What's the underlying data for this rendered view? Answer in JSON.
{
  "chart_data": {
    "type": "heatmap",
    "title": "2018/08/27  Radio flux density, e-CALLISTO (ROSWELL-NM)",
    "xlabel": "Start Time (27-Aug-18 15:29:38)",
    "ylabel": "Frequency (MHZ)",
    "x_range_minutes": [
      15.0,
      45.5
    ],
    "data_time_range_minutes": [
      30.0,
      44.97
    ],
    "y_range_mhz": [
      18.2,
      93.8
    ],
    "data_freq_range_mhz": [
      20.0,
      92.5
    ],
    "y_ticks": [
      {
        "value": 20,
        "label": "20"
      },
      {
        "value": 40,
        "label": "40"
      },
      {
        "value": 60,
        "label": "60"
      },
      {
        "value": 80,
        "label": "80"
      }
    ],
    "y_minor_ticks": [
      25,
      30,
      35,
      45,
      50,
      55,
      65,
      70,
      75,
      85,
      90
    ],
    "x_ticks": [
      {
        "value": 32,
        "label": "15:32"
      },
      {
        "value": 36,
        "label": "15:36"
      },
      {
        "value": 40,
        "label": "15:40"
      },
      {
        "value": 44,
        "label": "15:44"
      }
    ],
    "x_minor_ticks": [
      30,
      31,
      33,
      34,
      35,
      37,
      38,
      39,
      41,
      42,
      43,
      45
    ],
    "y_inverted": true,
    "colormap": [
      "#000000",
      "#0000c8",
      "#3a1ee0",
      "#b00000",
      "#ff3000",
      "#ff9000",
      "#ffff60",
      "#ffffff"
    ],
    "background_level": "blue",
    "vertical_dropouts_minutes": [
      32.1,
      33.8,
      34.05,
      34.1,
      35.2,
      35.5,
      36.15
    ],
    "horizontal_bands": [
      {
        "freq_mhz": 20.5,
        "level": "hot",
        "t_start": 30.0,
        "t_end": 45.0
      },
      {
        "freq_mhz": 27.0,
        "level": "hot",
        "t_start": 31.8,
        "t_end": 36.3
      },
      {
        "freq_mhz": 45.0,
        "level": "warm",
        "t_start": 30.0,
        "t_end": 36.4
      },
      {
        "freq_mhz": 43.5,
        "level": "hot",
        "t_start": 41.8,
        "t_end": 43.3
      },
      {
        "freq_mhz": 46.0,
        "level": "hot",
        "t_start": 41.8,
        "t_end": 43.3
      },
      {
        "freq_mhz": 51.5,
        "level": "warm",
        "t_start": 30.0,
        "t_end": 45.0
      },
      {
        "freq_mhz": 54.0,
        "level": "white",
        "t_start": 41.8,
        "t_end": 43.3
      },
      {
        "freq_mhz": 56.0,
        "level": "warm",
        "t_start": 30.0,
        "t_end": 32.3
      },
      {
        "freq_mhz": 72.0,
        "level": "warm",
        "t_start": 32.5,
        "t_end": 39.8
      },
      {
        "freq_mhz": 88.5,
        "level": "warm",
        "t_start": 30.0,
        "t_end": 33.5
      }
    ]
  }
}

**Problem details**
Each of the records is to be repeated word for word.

**Answer to the problem**
What's the underlying data for this rendered view? Answer in JSON.
{
  "chart_data": {
    "type": "heatmap",
    "title": "2018/08/27  Radio flux density, e-CALLISTO (ROSWELL-NM)",
    "xlabel": "Start Time (27-Aug-18 15:29:38)",
    "ylabel": "Frequency (MHZ)",
    "x_range_minutes": [
      15.0,
      45.5
    ],
    "data_time_range_minutes": [
      30.0,
      44.97
    ],
    "y_range_mhz": [
      18.2,
      93.8
    ],
    "data_freq_range_mhz": [
      20.0,
      92.5
    ],
    "y_ticks": [
      {
        "value": 20,
        "label": "20"
      },
      {
        "value": 40,
        "label": "40"
      },
      {
        "value": 60,
        "label": "60"
      },
      {
        "value": 80,
        "label": "80"
      }
    ],
    "y_minor_ticks": [
      25,
      30,
      35,
      45,
      50,
      55,
      65,
      70,
      75,
      85,
      90
    ],
    "x_ticks": [
      {
        "value": 32,
        "label": "15:32"
      },
      {
        "value": 36,
        "label": "15:36"
      },
      {
        "value": 40,
        "label": "15:40"
      },
      {
        "value": 44,
        "label": "15:44"
      }
    ],
    "x_minor_ticks": [
      30,
      31,
      33,
      34,
      35,
      37,
      38,
      39,
      41,
      42,
      43,
      45
    ],
    "y_inverted": true,
    "colormap": [
      "#000000",
      "#0000c8",
      "#3a1ee0",
      "#b00000",
      "#ff3000",
      "#ff9000",
      "#ffff60",
      "#ffffff"
    ],
    "background_level": "blue",
    "vertical_dropouts_minutes": [
      32.1,
      33.8,
      34.05,
      34.1,
      35.2,
      35.5,
      36.15
    ],
    "horizontal_bands": [
      {
        "freq_mhz": 20.5,
        "level": "hot",
        "t_start": 30.0,
        "t_end": 45.0
      },
      {
        "freq_mhz": 27.0,
        "level": "hot",
        "t_start": 31.8,
        "t_end": 36.3
      },
      {
        "freq_mhz": 45.0,
        "level": "warm",
        "t_start": 30.0,
        "t_end": 36.4
      },
      {
        "freq_mhz": 43.5,
        "level": "hot",
        "t_start": 41.8,
        "t_end": 43.3
      },
      {
        "freq_mhz": 46.0,
        "level": "hot",
        "t_start": 41.8,
        "t_end": 43.3
      },
      {
        "freq_mhz": 51.5,
        "level": "warm",
        "t_start": 30.0,
        "t_end": 45.0
      },
      {
        "freq_mhz": 54.0,
        "level": "white",
        "t_start": 41.8,
        "t_end": 43.3
      },
      {
        "freq_mhz": 56.0,
        "level": "warm",
        "t_start": 30.0,
        "t_end": 32.3
      },
      {
        "freq_mhz": 72.0,
        "level": "warm",
        "t_start": 32.5,
        "t_end": 39.8
      },
      {
        "freq_mhz": 88.5,
        "level": "warm",
        "t_start": 30.0,
        "t_end": 33.5
      }
    ]
  }
}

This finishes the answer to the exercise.